**Dataset records**
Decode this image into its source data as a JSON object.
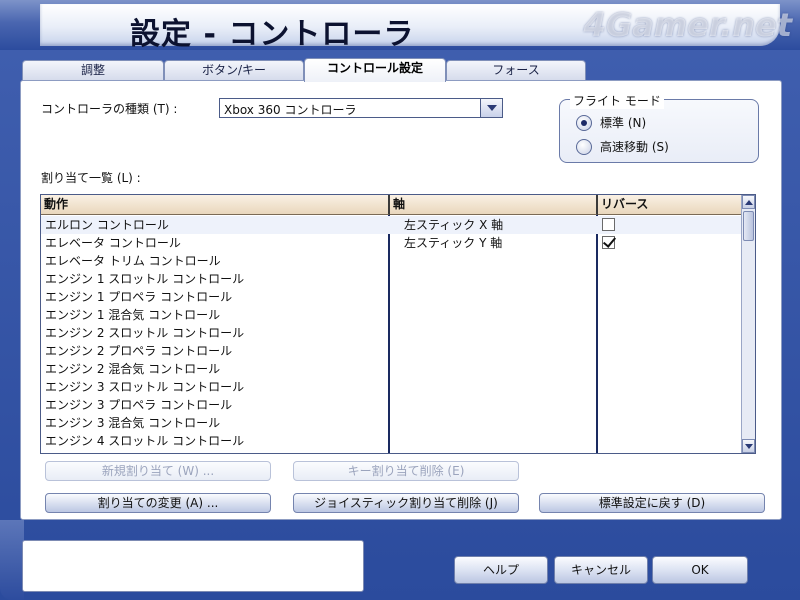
{
  "window": {
    "title": "設定 - コントローラ",
    "watermark": "4Gamer.net"
  },
  "tabs": [
    {
      "label": "調整",
      "active": false
    },
    {
      "label": "ボタン/キー",
      "active": false
    },
    {
      "label": "コントロール設定",
      "active": true
    },
    {
      "label": "フォース",
      "active": false
    }
  ],
  "controller_type": {
    "label": "コントローラの種類 (T) :",
    "value": "Xbox 360 コントローラ"
  },
  "flight_mode": {
    "title": "フライト モード",
    "options": [
      {
        "label": "標準 (N)",
        "selected": true
      },
      {
        "label": "高速移動 (S)",
        "selected": false
      }
    ]
  },
  "assignment_list": {
    "label": "割り当て一覧 (L) :",
    "columns": [
      "動作",
      "軸",
      "リバース"
    ],
    "rows": [
      {
        "action": "エルロン コントロール",
        "axis": "左スティック X 軸",
        "reverse": false,
        "has_checkbox": true
      },
      {
        "action": "エレベータ コントロール",
        "axis": "左スティック Y 軸",
        "reverse": true,
        "has_checkbox": true
      },
      {
        "action": "エレベータ トリム コントロール",
        "axis": "",
        "has_checkbox": false
      },
      {
        "action": "エンジン 1 スロットル コントロール",
        "axis": "",
        "has_checkbox": false
      },
      {
        "action": "エンジン 1 プロペラ コントロール",
        "axis": "",
        "has_checkbox": false
      },
      {
        "action": "エンジン 1 混合気 コントロール",
        "axis": "",
        "has_checkbox": false
      },
      {
        "action": "エンジン 2 スロットル コントロール",
        "axis": "",
        "has_checkbox": false
      },
      {
        "action": "エンジン 2 プロペラ コントロール",
        "axis": "",
        "has_checkbox": false
      },
      {
        "action": "エンジン 2 混合気 コントロール",
        "axis": "",
        "has_checkbox": false
      },
      {
        "action": "エンジン 3 スロットル コントロール",
        "axis": "",
        "has_checkbox": false
      },
      {
        "action": "エンジン 3 プロペラ コントロール",
        "axis": "",
        "has_checkbox": false
      },
      {
        "action": "エンジン 3 混合気 コントロール",
        "axis": "",
        "has_checkbox": false
      },
      {
        "action": "エンジン 4 スロットル コントロール",
        "axis": "",
        "has_checkbox": false
      }
    ]
  },
  "buttons": {
    "new_assignment": "新規割り当て (W) ...",
    "delete_key": "キー割り当て削除 (E)",
    "change_assignment": "割り当ての変更 (A) ...",
    "delete_joystick": "ジョイスティック割り当て削除 (J)",
    "reset_defaults": "標準設定に戻す (D)"
  },
  "footer": {
    "help": "ヘルプ",
    "cancel": "キャンセル",
    "ok": "OK"
  }
}
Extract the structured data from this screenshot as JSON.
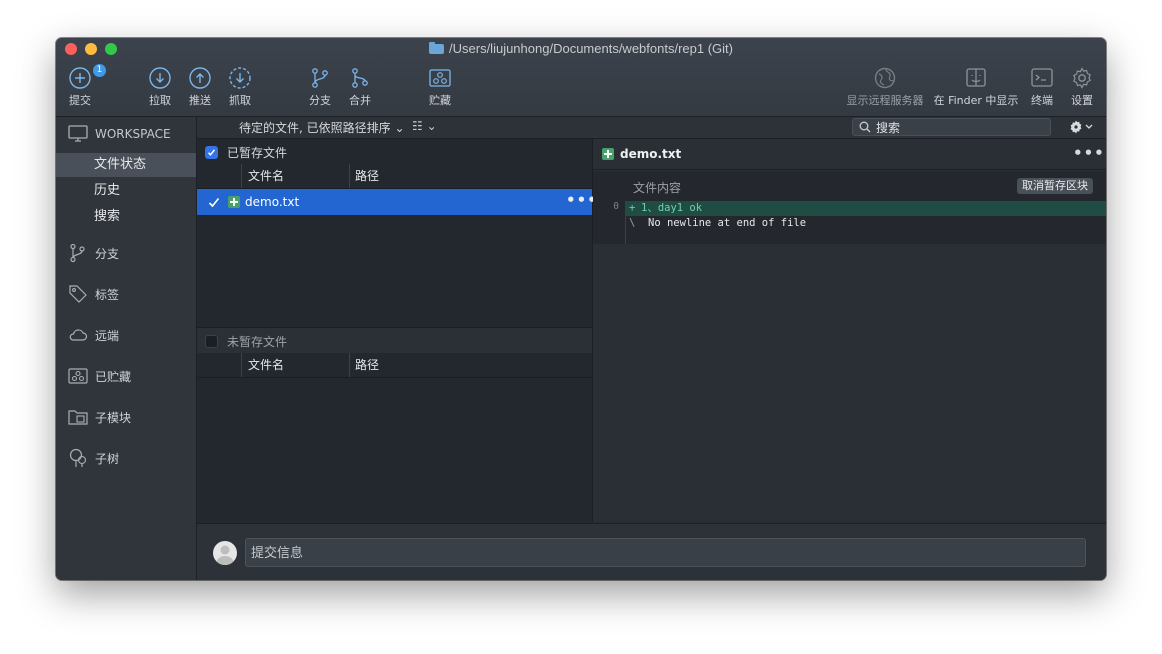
{
  "window": {
    "title": "/Users/liujunhong/Documents/webfonts/rep1 (Git)"
  },
  "toolbar": {
    "commit": {
      "label": "提交",
      "badge": "1"
    },
    "pull": "拉取",
    "push": "推送",
    "fetch": "抓取",
    "branch": "分支",
    "merge": "合并",
    "stash": "贮藏",
    "remote": "显示远程服务器",
    "finder": "在 Finder 中显示",
    "terminal": "终端",
    "settings": "设置"
  },
  "sidebar": {
    "workspace": "WORKSPACE",
    "workspace_items": [
      "文件状态",
      "历史",
      "搜索"
    ],
    "sections": [
      "分支",
      "标签",
      "远端",
      "已贮藏",
      "子模块",
      "子树"
    ]
  },
  "filterbar": {
    "sort": "待定的文件, 已依照路径排序",
    "search_placeholder": "搜索"
  },
  "staged": {
    "title": "已暂存文件",
    "col_name": "文件名",
    "col_path": "路径",
    "files": [
      {
        "name": "demo.txt"
      }
    ]
  },
  "unstaged": {
    "title": "未暂存文件",
    "col_name": "文件名",
    "col_path": "路径"
  },
  "diff": {
    "filename": "demo.txt",
    "hunk_title": "文件内容",
    "unstage_hunk": "取消暂存区块",
    "gutter_line": "0",
    "lines": [
      {
        "marker": "+",
        "text": "1、day1 ok"
      },
      {
        "marker": "\\",
        "text": "No newline at end of file"
      }
    ]
  },
  "commit": {
    "placeholder": "提交信息"
  },
  "colors": {
    "accent": "#2366d1",
    "added_bg": "#1f4d44",
    "added_fg": "#6fd0a8",
    "badge": "#3f9ae8"
  }
}
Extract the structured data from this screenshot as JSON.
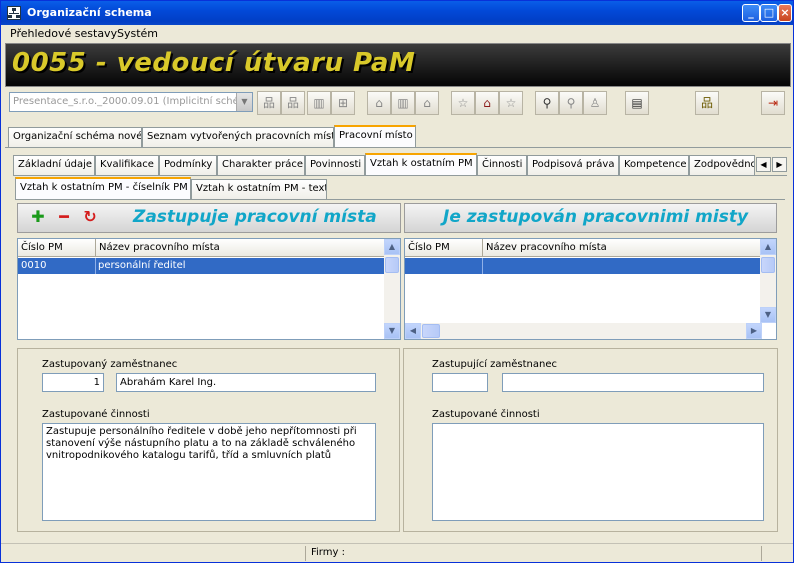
{
  "window": {
    "title": "Organizační schema"
  },
  "menu": {
    "items": [
      "Přehledové sestavy",
      "Systém"
    ]
  },
  "banner": {
    "title": "0055 - vedoucí útvaru PaM"
  },
  "toolbar": {
    "combo_value": "Presentace_s.r.o._2000.09.01   (Implicitní sché",
    "icons": [
      "org-chart-icon",
      "org-chart-down-icon",
      "building-icon",
      "tree-icon",
      "hierarchy-icon",
      "house-icon",
      "house-up-icon",
      "house-alt-icon",
      "star-icon",
      "home-icon",
      "people-icon",
      "search-icon",
      "zoom-icon",
      "refresh-person-icon",
      "print-icon",
      "network-icon",
      "exit-door-icon"
    ]
  },
  "main_tabs": [
    "Organizační schéma nové",
    "Seznam vytvořených pracovních míst",
    "Pracovní místo"
  ],
  "sub_tabs": [
    "Základní údaje",
    "Kvalifikace",
    "Podmínky",
    "Charakter práce",
    "Povinnosti",
    "Vztah k ostatním PM",
    "Činnosti",
    "Podpisová práva",
    "Kompetence",
    "Zodpovědno"
  ],
  "inner_tabs": [
    "Vztah k ostatním PM - číselník PM",
    "Vztah k ostatním PM - text"
  ],
  "left_panel": {
    "title": "Zastupuje pracovní místa",
    "col1": "Číslo PM",
    "col2": "Název pracovního místa",
    "rows": [
      {
        "cislo": "0010",
        "nazev": "personální ředitel"
      }
    ]
  },
  "right_panel": {
    "title": "Je zastupován pracovnimi misty",
    "col1": "Číslo PM",
    "col2": "Název pracovního místa"
  },
  "left_detail": {
    "employee_label": "Zastupovaný zaměstnanec",
    "employee_no": "1",
    "employee_name": "Abrahám  Karel  Ing.",
    "activities_label": "Zastupované činnosti",
    "activities_text": "Zastupuje personálního ředitele v době jeho nepřítomnosti při stanovení výše nástupního platu a to na základě schváleného vnitropodnikového katalogu tarifů, tříd a smluvních platů"
  },
  "right_detail": {
    "employee_label": "Zastupující zaměstnanec",
    "activities_label": "Zastupované činnosti"
  },
  "status": {
    "firmy_label": "Firmy :"
  }
}
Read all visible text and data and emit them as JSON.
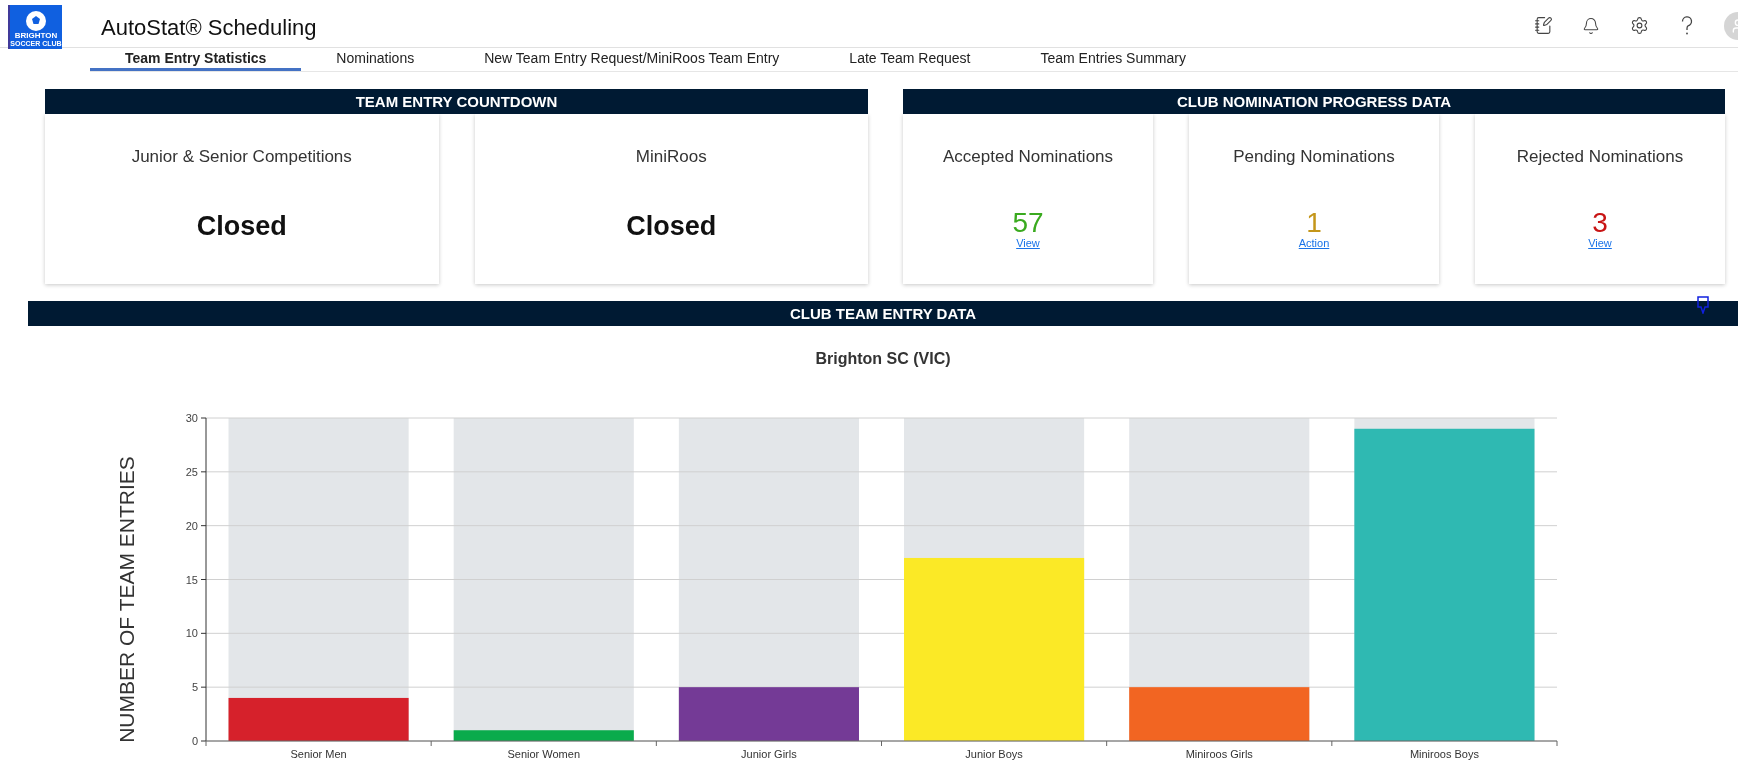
{
  "header": {
    "logo_text": [
      "BRIGHTON",
      "SOCCER CLUB"
    ],
    "title": "AutoStat® Scheduling"
  },
  "tabs": [
    {
      "label": "Team Entry Statistics",
      "selected": true
    },
    {
      "label": "Nominations",
      "selected": false
    },
    {
      "label": "New Team Entry Request/MiniRoos Team Entry",
      "selected": false
    },
    {
      "label": "Late Team Request",
      "selected": false
    },
    {
      "label": "Team Entries Summary",
      "selected": false
    }
  ],
  "countdown": {
    "title": "TEAM ENTRY COUNTDOWN",
    "cards": [
      {
        "label": "Junior & Senior Competitions",
        "value": "Closed"
      },
      {
        "label": "MiniRoos",
        "value": "Closed"
      }
    ]
  },
  "nominations": {
    "title": "CLUB NOMINATION PROGRESS DATA",
    "cards": [
      {
        "label": "Accepted Nominations",
        "value": "57",
        "link": "View",
        "color": "#3aaa1f"
      },
      {
        "label": "Pending Nominations",
        "value": "1",
        "link": "Action",
        "color": "#c4961a"
      },
      {
        "label": "Rejected Nominations",
        "value": "3",
        "link": "View",
        "color": "#c81414"
      }
    ]
  },
  "team_entry": {
    "title": "CLUB TEAM ENTRY DATA",
    "chart_data": {
      "type": "bar",
      "title": "Brighton SC (VIC)",
      "ylabel": "NUMBER OF TEAM ENTRIES",
      "categories": [
        "Senior Men",
        "Senior Women",
        "Junior Girls",
        "Junior Boys",
        "Miniroos Girls",
        "Miniroos Boys"
      ],
      "values": [
        4,
        1,
        5,
        17,
        5,
        29
      ],
      "colors": [
        "#d6212b",
        "#0aab4c",
        "#743a96",
        "#fbe926",
        "#f26522",
        "#2fb9b2"
      ],
      "ylim": [
        0,
        30
      ],
      "grid": true,
      "yticks": [
        0,
        5,
        10,
        15,
        20,
        25,
        30
      ]
    }
  }
}
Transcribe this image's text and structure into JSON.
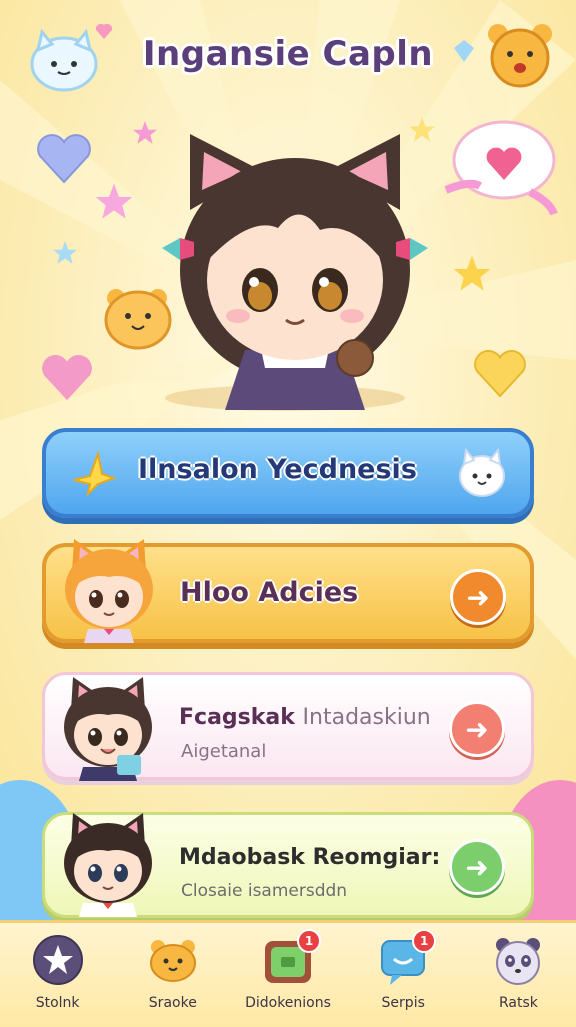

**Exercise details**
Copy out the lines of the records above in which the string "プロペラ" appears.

**Exercise solution**
        "action": "エンジン 1 プロペラ コントロール",
        "action": "エンジン 2 プロペラ コントロール",
        "action": "エンジン 3 プロペラ コントロール",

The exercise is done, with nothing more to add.